Those who enjoy good food will not be disappointed in Corfu. The numerous Tavernas and restaurants offer traditional Greek fare. Fresh fish caught by local fisherman is a speciality. Menu prices for fish may seem expensive but it is priced by the Kilo so each portion is weighed and separately priced on your final bill.
There are too many to mention individual eateries, however, every town and village have their eating places with some producing high-quality local food and others more basic fare.
Not to be missed dishes include: the tasty sofrito which is a veal rump roast of Venetian origin; pastitsáda a bucatini pasta served with diced veal cooked in a tomato sauce; bourdétto which is cod cooked in a peppery sauce; mándoles which are caramelized almonds; pastéli which are honey bars made with sesame, almonds or pistachios; mandoláto which is a "pastéli" made of crushed almonds, sugar, honey and vanilla, and finally tzitzibírawhich is the local ginger beer, a throwback to the British era.
The island offers good fresh meat and tasty local cheeses, the best known being Feta. Corfu is mostly planted with olive groves and vineyards and has been producing olive oil and wine since antiquity. The main wine grape varietals found in Corfu are the indigenous white Kakotrýgs and red Petrokóritho, the Cefalonian white Robóla, the Aegean Moscháto (white muscat), the Achaean Mavrodáphn and others.
Recently, Corfu has witnessed the introduction of specialist cultivation techniques. These, supported by the mild climate, have enabled kumquat and bergamot oranges to flourish which are extensively used in making spoon sweets and liqueurs. Corfu also produces local animal products, such as Corfiote graviéra cheese (a variant of gruyere) and "Corfu" cheese (a variant of Grana); "Corfu butter" (Boútyro Kerkýras), is an intensely flavored cooking and baking butter that is made of ewe's milk; and the noúmboulo salami made of pork and lard and flavored with orange peel, oregano, thyme and other aromatic herbs, which are also burned for smoking.
For those self-catering, besides the ubiquitous supermarkets, the streets of the Old Town make a rare treat.
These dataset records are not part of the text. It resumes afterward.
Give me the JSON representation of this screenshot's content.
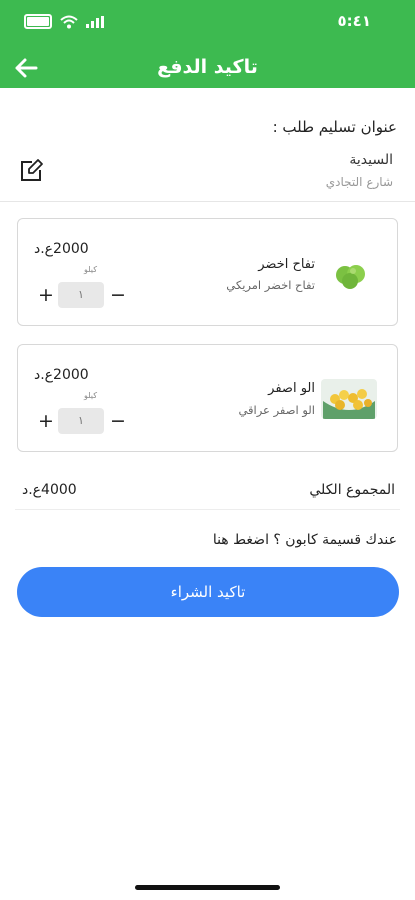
{
  "status_bar": {
    "time": "٥:٤١"
  },
  "header": {
    "title": "تاكيد الدفع"
  },
  "address": {
    "label": "عنوان تسليم طلب :",
    "name": "السيدية",
    "street": "شارع التجادي"
  },
  "cart": {
    "items": [
      {
        "name": "تفاح اخضر",
        "description": "تفاح اخضر امريكي",
        "price": "2000ع.د",
        "unit": "كيلو",
        "quantity": "١",
        "icon": "green-apple-image"
      },
      {
        "name": "الو اصفر",
        "description": "الو اصفر عراقي",
        "price": "2000ع.د",
        "unit": "كيلو",
        "quantity": "١",
        "icon": "yellow-plum-image"
      }
    ],
    "stepper": {
      "plus": "+",
      "minus": "−"
    }
  },
  "summary": {
    "total_label": "المجموع الكلي",
    "total_value": "4000ع.د"
  },
  "coupon_text": "عندك قسيمة كابون ؟ اضغط هنا",
  "buy_button": "تاكيد الشراء",
  "colors": {
    "header": "#3dba50",
    "primary_button": "#3a83f7"
  }
}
Here you will find supplies of local delicacies, meat, fish and liquors.